Cummins also raised its guidance for all of fiscal 2014 to forecast growth of 10% to 12% for the year (up from 8% to 11%) to revenue of $19.03 billion to $19.38 billion versus the consensus projection of $19 billion.
And it looks like the company has put that margin issue behind it. In its guidance, Cummins said it expected EBIT margin (earnings before interest and taxes) of 13% to 13.5% against the previous guidance of 12.75% to 13.25%. In the engine division, EBIT margin is forecast at 11% to 11.5% (up from 10.5% to 11.5%) and in the components unit, EBIT margin was guided up to 13.5% to 14.0% from the previous 13% to 14%.
I’ve been looking for a quarter like this from Cummins so I’ve got much of this good news built into my target price of $175 a share. I am going to tweak that target just a bit to $181 today.
Obviously (I hope) I’m keeping this stock in my portfolios.

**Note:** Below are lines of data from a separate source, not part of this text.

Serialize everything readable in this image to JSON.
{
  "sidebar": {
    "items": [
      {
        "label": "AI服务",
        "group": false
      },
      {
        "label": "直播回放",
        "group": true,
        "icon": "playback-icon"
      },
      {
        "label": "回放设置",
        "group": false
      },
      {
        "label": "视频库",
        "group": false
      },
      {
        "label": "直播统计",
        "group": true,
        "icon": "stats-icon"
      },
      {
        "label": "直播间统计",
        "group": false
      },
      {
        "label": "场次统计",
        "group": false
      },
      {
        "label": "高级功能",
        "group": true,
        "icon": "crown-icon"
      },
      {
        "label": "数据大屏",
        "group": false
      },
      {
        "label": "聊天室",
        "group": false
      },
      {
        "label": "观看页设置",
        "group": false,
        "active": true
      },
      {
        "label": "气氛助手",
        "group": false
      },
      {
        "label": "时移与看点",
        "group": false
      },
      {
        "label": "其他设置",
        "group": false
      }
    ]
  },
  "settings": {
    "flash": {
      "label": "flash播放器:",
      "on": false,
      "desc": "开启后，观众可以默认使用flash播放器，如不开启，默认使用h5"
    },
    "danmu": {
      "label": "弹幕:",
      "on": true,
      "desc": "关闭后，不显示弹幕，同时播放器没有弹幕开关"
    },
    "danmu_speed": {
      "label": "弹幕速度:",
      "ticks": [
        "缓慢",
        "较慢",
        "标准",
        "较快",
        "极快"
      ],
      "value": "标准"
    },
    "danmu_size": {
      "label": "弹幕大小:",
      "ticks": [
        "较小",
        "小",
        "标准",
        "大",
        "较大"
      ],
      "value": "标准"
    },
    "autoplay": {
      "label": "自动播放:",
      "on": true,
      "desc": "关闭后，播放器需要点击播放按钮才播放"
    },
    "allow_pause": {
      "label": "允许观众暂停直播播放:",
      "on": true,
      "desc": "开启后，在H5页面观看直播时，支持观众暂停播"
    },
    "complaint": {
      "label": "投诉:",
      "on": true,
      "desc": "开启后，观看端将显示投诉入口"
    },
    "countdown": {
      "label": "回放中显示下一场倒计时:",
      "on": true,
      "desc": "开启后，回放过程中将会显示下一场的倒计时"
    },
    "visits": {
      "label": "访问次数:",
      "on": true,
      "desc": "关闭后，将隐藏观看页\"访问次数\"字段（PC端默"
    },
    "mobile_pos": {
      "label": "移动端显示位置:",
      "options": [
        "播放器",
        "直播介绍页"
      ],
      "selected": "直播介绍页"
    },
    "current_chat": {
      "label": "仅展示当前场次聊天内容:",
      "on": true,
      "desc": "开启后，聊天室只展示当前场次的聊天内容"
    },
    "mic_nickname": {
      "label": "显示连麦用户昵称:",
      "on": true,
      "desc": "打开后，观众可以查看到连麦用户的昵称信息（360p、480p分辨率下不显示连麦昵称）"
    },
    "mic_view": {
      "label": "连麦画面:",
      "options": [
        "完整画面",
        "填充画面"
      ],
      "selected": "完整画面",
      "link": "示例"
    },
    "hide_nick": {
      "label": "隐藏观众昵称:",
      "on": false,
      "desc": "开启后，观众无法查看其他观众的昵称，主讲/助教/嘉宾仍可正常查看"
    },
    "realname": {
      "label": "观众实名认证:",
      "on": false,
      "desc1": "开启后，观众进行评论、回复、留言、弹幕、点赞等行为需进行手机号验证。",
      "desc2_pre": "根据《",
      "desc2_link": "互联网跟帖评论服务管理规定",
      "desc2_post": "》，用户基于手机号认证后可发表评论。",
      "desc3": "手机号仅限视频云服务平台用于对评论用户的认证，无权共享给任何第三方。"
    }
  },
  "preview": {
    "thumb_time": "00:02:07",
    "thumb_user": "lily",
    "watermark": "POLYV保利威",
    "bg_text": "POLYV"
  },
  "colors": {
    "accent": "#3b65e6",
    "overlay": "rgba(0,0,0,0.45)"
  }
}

Full disclosure: I don’t own shares of any of the companies mentioned in this post in my personal portfolio. When in 2010 I started the mutual fund I managed, Jubak Global Equity Fund, I liquidated all my individual stock holdings and put the money into the fund. The fund shut its doors at the end of May and my personal portfolio is now in cash. (Please don’t read any call on the market in that cash position. It just takes longer than I’d thought to wind up a fund business.) I anticipate putting those funds to work in the market over the next few months and when I do I’ll disclose my positions here.